- Human euthanasia needs to allowed due to the fact that it is a human right to have control over one’s life. It is evident that many people are starting to understand this important concept and shifting their views on human euthanasia towards the liberation of the practice (Shala & Gusha, 2016).
- Euthanasia can be an only humane and viable solution to stop an unbearable pain and suffering. The study suggests that a majority of individuals requesting human euthanasia are people suffering from immense psychological pain (Thienpont et al., 2015).
- The practice of human euthanasia should be allowed due to the fact that most requests come from already terminally ill patients, who are suffering from psychosocial, psychological, and mental pain (Kim, De Vries, & Peteet, 2016).
- Suicide rates are still prevalent in places where human euthanasia is not allowed, which means that enabling the practice will simply provide a humane option to end one’s life. The study shows that a ban on human euthanasia is not due to compassion (Deak & Saroglou, 2015).

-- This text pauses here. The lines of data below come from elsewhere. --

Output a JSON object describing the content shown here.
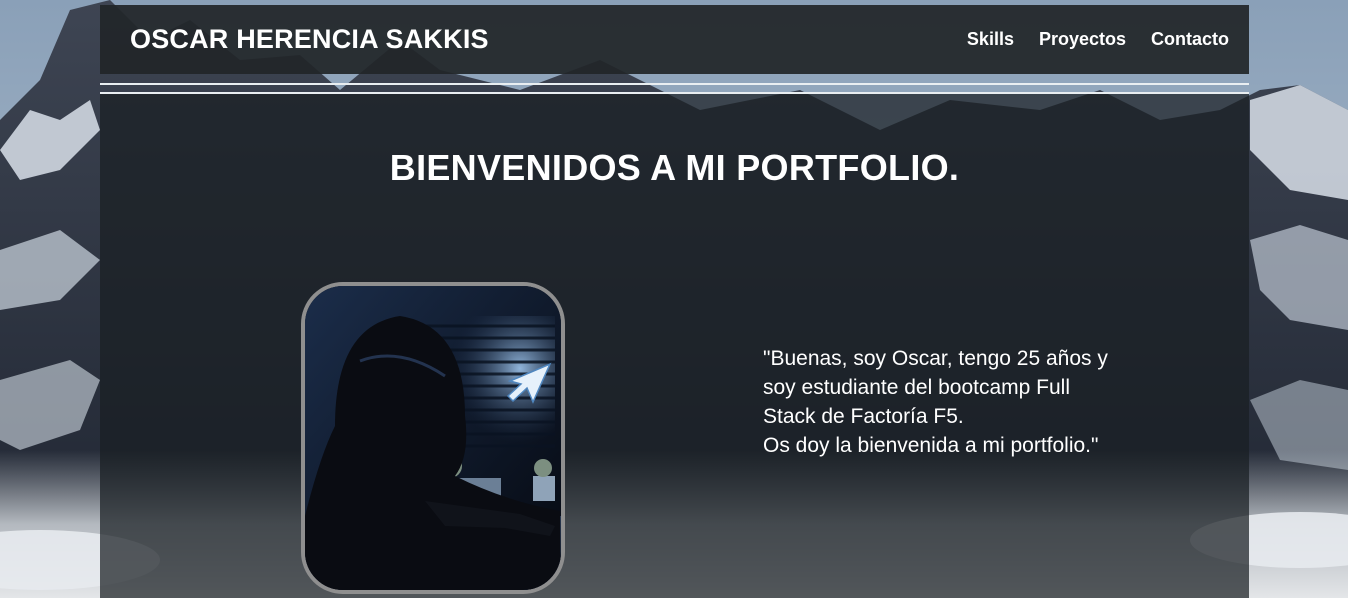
{
  "header": {
    "brand": "OSCAR HERENCIA SAKKIS",
    "nav": [
      {
        "label": "Skills"
      },
      {
        "label": "Proyectos"
      },
      {
        "label": "Contacto"
      }
    ]
  },
  "main": {
    "title": "BIENVENIDOS A MI PORTFOLIO.",
    "intro": {
      "line1": "\"Buenas, soy Oscar, tengo 25 años y soy estudiante del bootcamp Full Stack de Factoría F5.",
      "line2": "Os doy la bienvenida a mi portfolio.\""
    }
  },
  "colors": {
    "navbar_bg": "#212629",
    "text": "#ffffff",
    "avatar_border": "#8f8f8f"
  }
}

- Human euthanasia needs to be allowed because a majority of people want it (Lee, Duck, & Sibley, 2017).
- Counterargument: The logic behind ending one’s life through human euthanasia because the life is not worth living due to pain can be extended to people with disabilities because they too suffer from certain discomfort and pain (Fitzpatrick & Jones, 2017).
- Rebuttal: The given counterargument is unfounded due to the fact that the severity of pain is the main reason why human euthanasia needs to be used (Fitzpatrick & Jones, 2017). People with disabilities do not suffer from unbearable pain, but mere discomfort and treatable pain, which is present in everyone’s life.
Deak, C., & Saroglou, V. (2015). Opposing abortion, gay adoption, euthanasia, and suicide. Archive for the Psychology of Religion, 37(3), 267-294.
Fitzpatrick, K., & Jones, D. A. (2017). A life worth living? Disabled people and euthanasia in Belgium. In D. A. Jones, C. Gastmans, & C. MacKellar (Eds.), Assisted suicide and euthanasia: Lessons from Belgium (pp. 133-149). Cambridge, England: Cambridge University Press.
Kim, S. Y. H., De Vries, R. G., & Peteet, J. R. (2016). Euthanasia and assisted suicide of patients with psychiatric disorders in the Netherlands 2011 to 2014. JAMA Psychiatry, 73(4), 362-368.
Lee, C. H. J., Duck, I. M., & Sibley, C. G. (2017). Demographic and psychological correlates of New Zealanders’ support for euthanasia. NZMA, 130(1448), 9-17.
Shala, I., & Gusha, K. (2016). The debate over euthanasia and human rights. European Scientific Journal, 12(8), 73-81.
Thienpont, L., Verhofstadt, M., Van Loon, T., Distelmans, W., Audenaert, K., & De Deyn, P. P. (2015). Euthanasia requests, procedures and outcomes for 100 Belgian patients suffering from psychiatric disorders: A retrospective, descriptive study. BMJ Open, 5, 1-8.